On the Roman side, a number of additional sources exist, but all were written many years after the events, and none by an eyewitness. Cornelius Nepos wrote a very brief biography of Hannibal (in which he mentions Silenos). Plutarch’s “Lives of Famous Romans,” includes Hannibal in his accounts of Fabius and Marcellus. Fabius Pictor’s work is mostly lost, while the long poem of Silius Italicus, “Punica,” is derivative and adds little that is credible. Hannibal also appears in the incomplete narrations of Appian, Cassius Dio (some lost fragments available only through the 12th century Byzantine chronicler Zonaras), Diodorus Siculus (in Greek), Pliny, Pompeius Trogus, Valerius Maximus, Florus, Eutropius, and a few others. Cicero and Juvenal also refer to Hannibal, but do not contribute new information.
We are left, then, with Polybius and Livy as our main sources. As we attempt to reconstruct the life of Hannibal and the events of the wars between Carthage and Rome, we must always keep in mind the nature and biases of the extant accounts, and remember that these cannot be accepted uncritically. The evidence suggests that a campaign of disinformation and propaganda existed on the Roman side, aimed at maintaining an image of Rome able to foster patriotic feelings in its populace and facilitate the oppression of subjugated peoples. It is the scholar’s challenge to see through lies and deception, and piece together what actually transpired during that fascinating period of ancient history. Fortunately, there are enough contradictions and inconsistencies among the pro-Roman narratives, hinting at what really transpired, and modern archeological findings, including carbon dating, that provide important clues and help to reconstruct past events. Additionally, psychological assessments of the primary protagonists of that ancient struggle, coupled with logical consistency and careful analysis, may also facilitate the unraveling of the truth. It is my hope that my own humble contributions will add some insights to this quest.

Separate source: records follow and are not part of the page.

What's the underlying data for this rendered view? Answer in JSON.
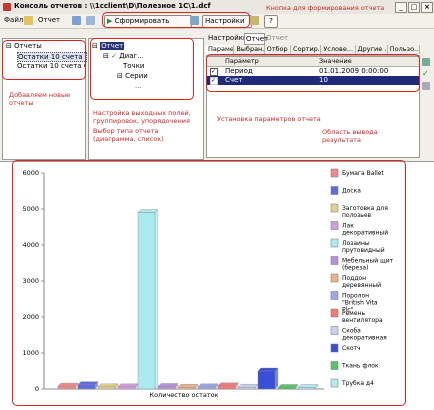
{
  "window": {
    "title": "Консоль отчетов : \\\\1cclient\\D\\Полезное 1С\\1.dcf"
  },
  "menu": {
    "file": "Файл",
    "report": "Отчет",
    "generate": "Сформировать",
    "settings": "Настройки",
    "help": "?"
  },
  "notes": {
    "generate_btn": "Кнопка для формирования отчета",
    "add_reports": "Добавляем новые отчеты",
    "fields_setup": "Настройка выходных полей, группировок, упорядочения",
    "type_choice": "Выбор типа отчета (диаграмма, список)",
    "params_setup": "Установка параметров отчета",
    "output_area": "Область вывода результата"
  },
  "left_tree": {
    "root": "Отчеты",
    "items": [
      "Остатки 10 счета Д...",
      "Остатки 10 счета Ст..."
    ]
  },
  "mid_tree": {
    "root": "Отчет",
    "diagram": "Диаг...",
    "points": "Точки",
    "series": "Серии",
    "extra": "..."
  },
  "settings_panel": {
    "label": "Настройки:",
    "value": "Отчет",
    "value2": "Отчет",
    "tabs": [
      "Параме...",
      "Выбран...",
      "Отбор",
      "Сортир...",
      "Услове...",
      "Другие ...",
      "Пользо..."
    ],
    "col_param": "Параметр",
    "col_value": "Значение",
    "rows": [
      {
        "name": "Период",
        "value": "01.01.2009 0:00:00"
      },
      {
        "name": "Счет",
        "value": "10"
      }
    ]
  },
  "chart_data": {
    "type": "bar",
    "xlabel": "Количество остаток",
    "ylim": [
      0,
      6000
    ],
    "yticks": [
      0,
      1000,
      2000,
      3000,
      4000,
      5000,
      6000
    ],
    "series": [
      {
        "name": "Бумага Ballet",
        "value": 80,
        "color": "#f08a8a"
      },
      {
        "name": "Доска",
        "value": 120,
        "color": "#5b6ee0"
      },
      {
        "name": "Заготовка для полозьев",
        "value": 60,
        "color": "#e2d090"
      },
      {
        "name": "Лак декоративный",
        "value": 60,
        "color": "#cfa0d8"
      },
      {
        "name": "Лозаины прутовидный",
        "value": 4900,
        "color": "#a8ecf2"
      },
      {
        "name": "Мебельный щит (береза)",
        "value": 70,
        "color": "#b890e0"
      },
      {
        "name": "Поддон деревянный",
        "value": 50,
        "color": "#e9b48a"
      },
      {
        "name": "Поролон \"British Vita Plc\"",
        "value": 60,
        "color": "#9aa8e8"
      },
      {
        "name": "Ремень вентилятора",
        "value": 90,
        "color": "#f07c7c"
      },
      {
        "name": "Скоба декоративная",
        "value": 50,
        "color": "#c8d0f0"
      },
      {
        "name": "Скотч",
        "value": 500,
        "color": "#3a4fd8"
      },
      {
        "name": "Ткань флок",
        "value": 40,
        "color": "#58c46a"
      },
      {
        "name": "Трубка д4",
        "value": 40,
        "color": "#b4e8f0"
      }
    ]
  }
}
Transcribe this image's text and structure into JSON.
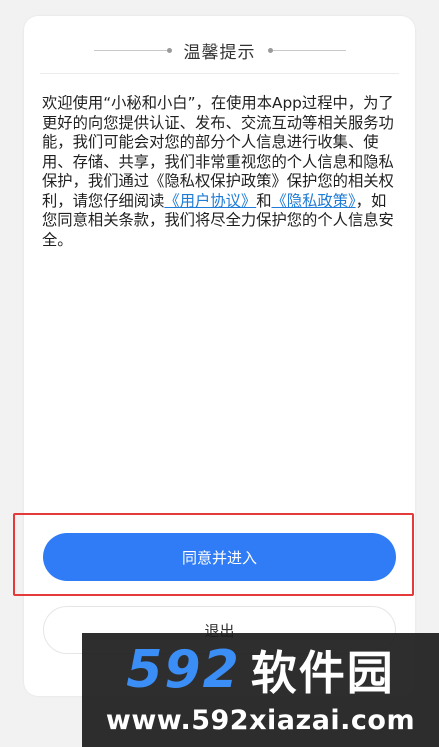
{
  "dialog": {
    "title": "温馨提示",
    "body_part1": "欢迎使用“小秘和小白”，在使用本App过程中，为了更好的向您提供认证、发布、交流互动等相关服务功能，我们可能会对您的部分个人信息进行收集、使用、存储、共享，我们非常重视您的个人信息和隐私保护，我们通过《隐私权保护政策》保护您的相关权利，请您仔细阅读",
    "user_agreement_link": "《用户协议》",
    "body_and": "和",
    "privacy_policy_link": "《隐私政策》",
    "body_part2": "，如您同意相关条款，我们将尽全力保护您的个人信息安全。",
    "agree_button": "同意并进入",
    "exit_button": "退出"
  },
  "watermark": {
    "brand_number": "592",
    "brand_text": "软件园",
    "url": "www.592xiazai.com"
  },
  "colors": {
    "primary": "#2f7cf6",
    "link": "#1f7bd6",
    "highlight_border": "#e43a3a"
  }
}
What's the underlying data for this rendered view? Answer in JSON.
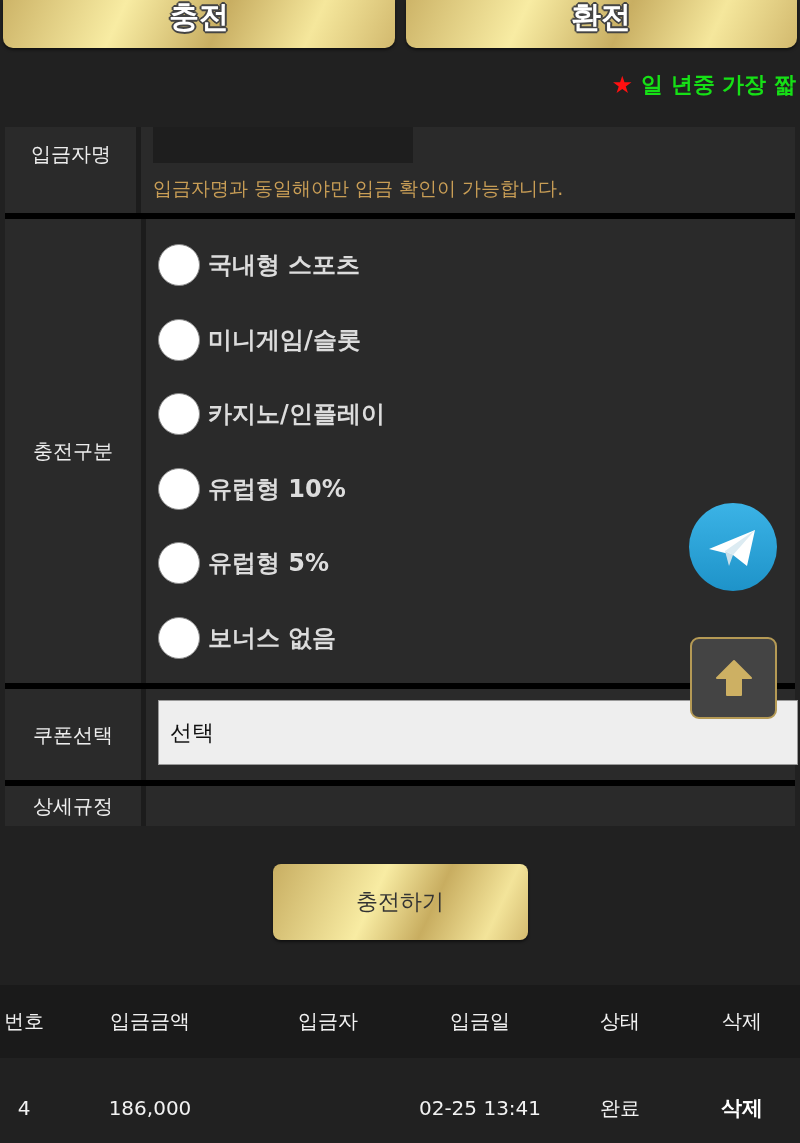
{
  "top_buttons": [
    {
      "label": "충전"
    },
    {
      "label": "환전"
    }
  ],
  "notice": {
    "star": "★",
    "text": "일 년중 가장 짧"
  },
  "form": {
    "depositor": {
      "label": "입금자명",
      "hint": "입금자명과 동일해야만 입금 확인이 가능합니다."
    },
    "charge_type": {
      "label": "충전구분",
      "options": [
        {
          "label": "국내형 스포츠",
          "selected": false
        },
        {
          "label": "미니게임/슬롯",
          "selected": false
        },
        {
          "label": "카지노/인플레이",
          "selected": false
        },
        {
          "label": "유럽형 10%",
          "selected": false
        },
        {
          "label": "유럽형 5%",
          "selected": false
        },
        {
          "label": "보너스 없음",
          "selected": false
        }
      ]
    },
    "coupon": {
      "label": "쿠폰선택",
      "value": "선택"
    },
    "rules": {
      "label": "상세규정"
    }
  },
  "submit_button": "충전하기",
  "history": {
    "columns": [
      "번호",
      "입금금액",
      "입금자",
      "입금일",
      "상태",
      "삭제"
    ],
    "rows": [
      {
        "no": "4",
        "amount": "186,000",
        "date": "02-25 13:41",
        "status": "완료",
        "action": "삭제"
      }
    ]
  }
}
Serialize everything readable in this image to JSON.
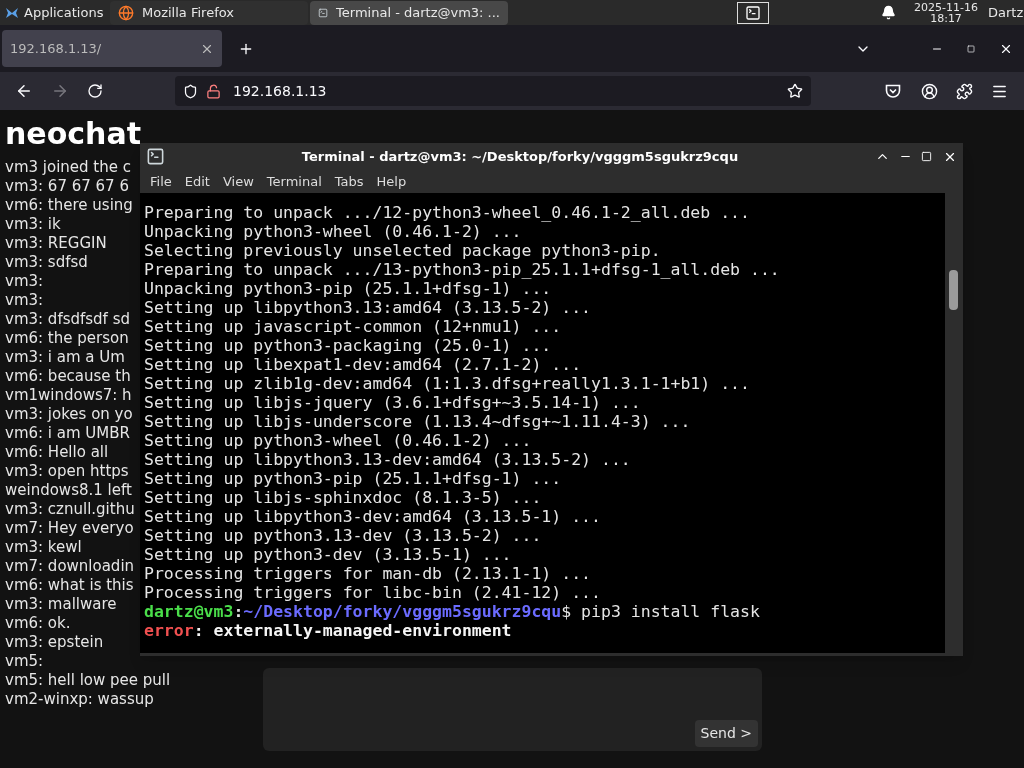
{
  "top_panel": {
    "menu_label": "Applications",
    "tasks": [
      {
        "label": "Mozilla Firefox",
        "kind": "browser",
        "selected": false
      },
      {
        "label": "Terminal - dartz@vm3: ...",
        "kind": "terminal",
        "selected": true
      }
    ],
    "date": "2025-11-16",
    "time": "18:17",
    "user": "Dartz"
  },
  "browser": {
    "tab": {
      "label": "192.168.1.13/"
    },
    "url": "192.168.1.13",
    "forward_disabled": true,
    "page": {
      "title": "neochat",
      "messages": [
        "vm3 joined the c",
        "vm3: 67 67 67 6",
        "vm6: there using",
        "vm3: ik",
        "vm3: REGGIN",
        "vm3: sdfsd",
        "vm3:",
        "vm3:",
        "vm3: dfsdfsdf sd",
        "vm6: the person",
        "vm3: i am a Um",
        "vm6: because th",
        "vm1windows7: h",
        "vm3: jokes on yo",
        "vm6: i am UMBR",
        "vm6: Hello all",
        "vm3: open https",
        "weindows8.1 left",
        "vm3: cznull.githu",
        "vm7: Hey everyo",
        "vm3: kewl",
        "vm7: downloadin",
        "vm6: what is this",
        "vm3: mallware",
        "vm6: ok.",
        "vm3: epstein",
        "vm5:",
        "vm5: hell low pee pull",
        "vm2-winxp: wassup"
      ],
      "send_button": "Send >"
    }
  },
  "terminal": {
    "title": "Terminal - dartz@vm3: ~/Desktop/forky/vgggm5sgukrz9cqu",
    "menu": [
      "File",
      "Edit",
      "View",
      "Terminal",
      "Tabs",
      "Help"
    ],
    "lines": [
      {
        "kind": "plain",
        "text": "Preparing to unpack .../12-python3-wheel_0.46.1-2_all.deb ..."
      },
      {
        "kind": "plain",
        "text": "Unpacking python3-wheel (0.46.1-2) ..."
      },
      {
        "kind": "plain",
        "text": "Selecting previously unselected package python3-pip."
      },
      {
        "kind": "plain",
        "text": "Preparing to unpack .../13-python3-pip_25.1.1+dfsg-1_all.deb ..."
      },
      {
        "kind": "plain",
        "text": "Unpacking python3-pip (25.1.1+dfsg-1) ..."
      },
      {
        "kind": "plain",
        "text": "Setting up libpython3.13:amd64 (3.13.5-2) ..."
      },
      {
        "kind": "plain",
        "text": "Setting up javascript-common (12+nmu1) ..."
      },
      {
        "kind": "plain",
        "text": "Setting up python3-packaging (25.0-1) ..."
      },
      {
        "kind": "plain",
        "text": "Setting up libexpat1-dev:amd64 (2.7.1-2) ..."
      },
      {
        "kind": "plain",
        "text": "Setting up zlib1g-dev:amd64 (1:1.3.dfsg+really1.3.1-1+b1) ..."
      },
      {
        "kind": "plain",
        "text": "Setting up libjs-jquery (3.6.1+dfsg+~3.5.14-1) ..."
      },
      {
        "kind": "plain",
        "text": "Setting up libjs-underscore (1.13.4~dfsg+~1.11.4-3) ..."
      },
      {
        "kind": "plain",
        "text": "Setting up python3-wheel (0.46.1-2) ..."
      },
      {
        "kind": "plain",
        "text": "Setting up libpython3.13-dev:amd64 (3.13.5-2) ..."
      },
      {
        "kind": "plain",
        "text": "Setting up python3-pip (25.1.1+dfsg-1) ..."
      },
      {
        "kind": "plain",
        "text": "Setting up libjs-sphinxdoc (8.1.3-5) ..."
      },
      {
        "kind": "plain",
        "text": "Setting up libpython3-dev:amd64 (3.13.5-1) ..."
      },
      {
        "kind": "plain",
        "text": "Setting up python3.13-dev (3.13.5-2) ..."
      },
      {
        "kind": "plain",
        "text": "Setting up python3-dev (3.13.5-1) ..."
      },
      {
        "kind": "plain",
        "text": "Processing triggers for man-db (2.13.1-1) ..."
      },
      {
        "kind": "plain",
        "text": "Processing triggers for libc-bin (2.41-12) ..."
      },
      {
        "kind": "prompt",
        "user": "dartz@vm3",
        "separator": ":",
        "path": "~/Desktop/forky/vgggm5sgukrz9cqu",
        "text": "$ pip3 install flask"
      },
      {
        "kind": "error",
        "label": "error",
        "text": ": externally-managed-environment"
      }
    ]
  }
}
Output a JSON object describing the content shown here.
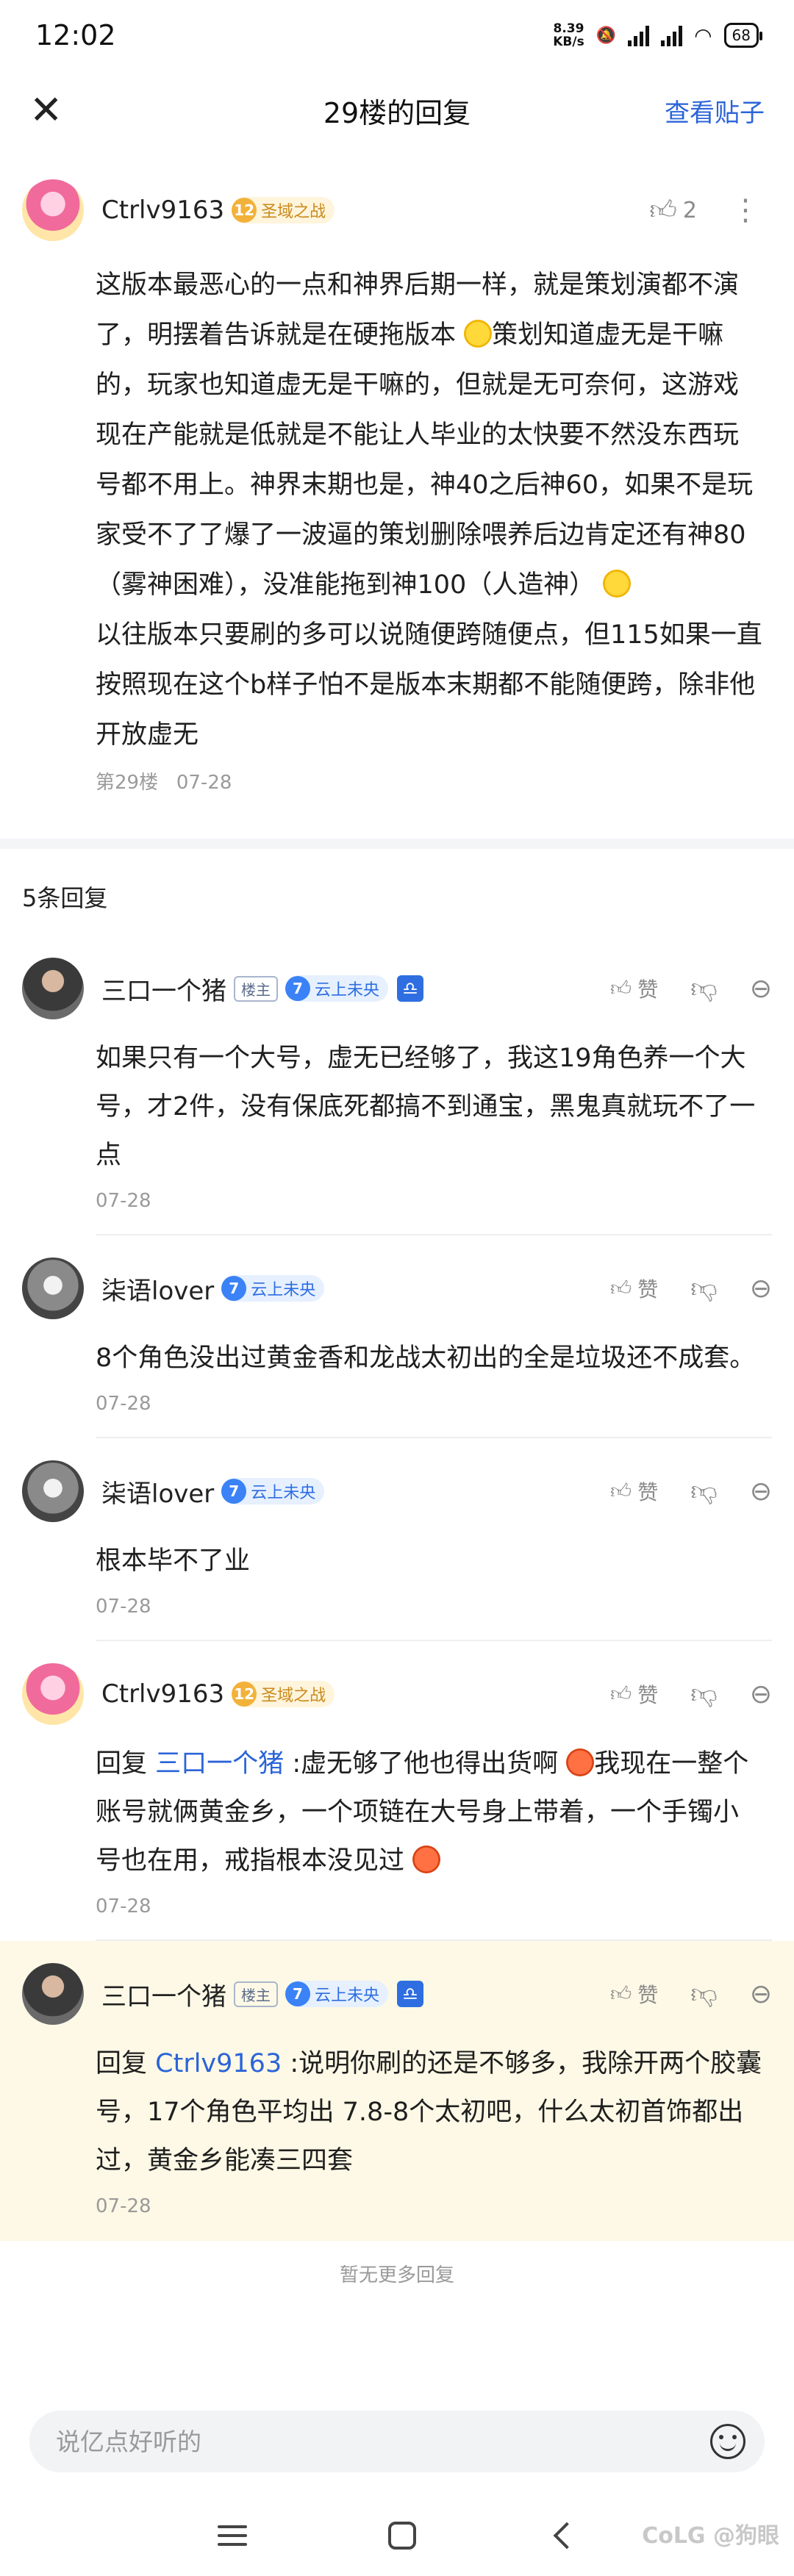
{
  "status": {
    "time": "12:02",
    "net_speed_value": "8.39",
    "net_speed_unit": "KB/s",
    "battery": "68"
  },
  "nav": {
    "title": "29楼的回复",
    "view_post": "查看贴子"
  },
  "main_post": {
    "username": "Ctrlv9163",
    "level": "12",
    "level_title": "圣域之战",
    "likes": "2",
    "paragraph1_a": "这版本最恶心的一点和神界后期一样，就是策划演都不演了，明摆着告诉就是在硬拖版本",
    "paragraph1_b": "策划知道虚无是干嘛的，玩家也知道虚无是干嘛的，但就是无可奈何，这游戏现在产能就是低就是不能让人毕业的太快要不然没东西玩号都不用上。神界末期也是，神40之后神60，如果不是玩家受不了了爆了一波逼的策划删除喂养后边肯定还有神80（雾神困难），没准能拖到神100（人造神）",
    "paragraph2": "以往版本只要刷的多可以说随便跨随便点，但115如果一直按照现在这个b样子怕不是版本末期都不能随便跨，除非他开放虚无",
    "floor": "第29楼",
    "date": "07-28"
  },
  "reply_count": "5条回复",
  "replies": [
    {
      "username": "三口一个猪",
      "host_tag": "楼主",
      "level": "7",
      "level_title": "云上未央",
      "badge": "♎",
      "like_label": "赞",
      "text": "如果只有一个大号，虚无已经够了，我这19角色养一个大号，才2件，没有保底死都搞不到通宝，黑鬼真就玩不了一点",
      "date": "07-28"
    },
    {
      "username": "柒语lover",
      "level": "7",
      "level_title": "云上未央",
      "like_label": "赞",
      "text": "8个角色没出过黄金香和龙战太初出的全是垃圾还不成套。",
      "date": "07-28"
    },
    {
      "username": "柒语lover",
      "level": "7",
      "level_title": "云上未央",
      "like_label": "赞",
      "text": "根本毕不了业",
      "date": "07-28"
    },
    {
      "username": "Ctrlv9163",
      "level": "12",
      "level_title": "圣域之战",
      "like_label": "赞",
      "reply_prefix": "回复",
      "mention": "三口一个猪",
      "text_a": ":虚无够了他也得出货啊",
      "text_b": "我现在一整个账号就俩黄金乡，一个项链在大号身上带着，一个手镯小号也在用，戒指根本没见过",
      "date": "07-28"
    },
    {
      "username": "三口一个猪",
      "host_tag": "楼主",
      "level": "7",
      "level_title": "云上未央",
      "badge": "♎",
      "like_label": "赞",
      "reply_prefix": "回复",
      "mention": "Ctrlv9163",
      "text": ":说明你刷的还是不够多，我除开两个胶囊号，17个角色平均出 7.8-8个太初吧，什么太初首饰都出过，黄金乡能凑三四套",
      "date": "07-28"
    }
  ],
  "no_more": "暂无更多回复",
  "input": {
    "placeholder": "说亿点好听的"
  },
  "watermark": "CoLG @狗眼"
}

Over the past 15 years, research into Hannibal and the so-called Punic Wars has become my consuming passion. Some of the things I have discovered and some of the conclusions I have reached after careful examination of available evidence are at variance with the traditional accounts found in many textbooks and contradict the classical record. I will present to you my findings and my arguments in a series of articles prepared for the History Herald, and I will let you be the judge of their validity. Perhaps together we can open a new understanding of a fascinating chapter of the human story.
© 2012 by Yozan Mosig
About The Author
Yozan Mosig is a Professor of Psychology at the University of Nebraska-Kearney and has a deep interest in Ancient History, particularly the period of the Punic Wars, which he has been researching for the last 15 years. His Hannibal Library contains almost 10,000 items. Read more about Yozan »
About The Author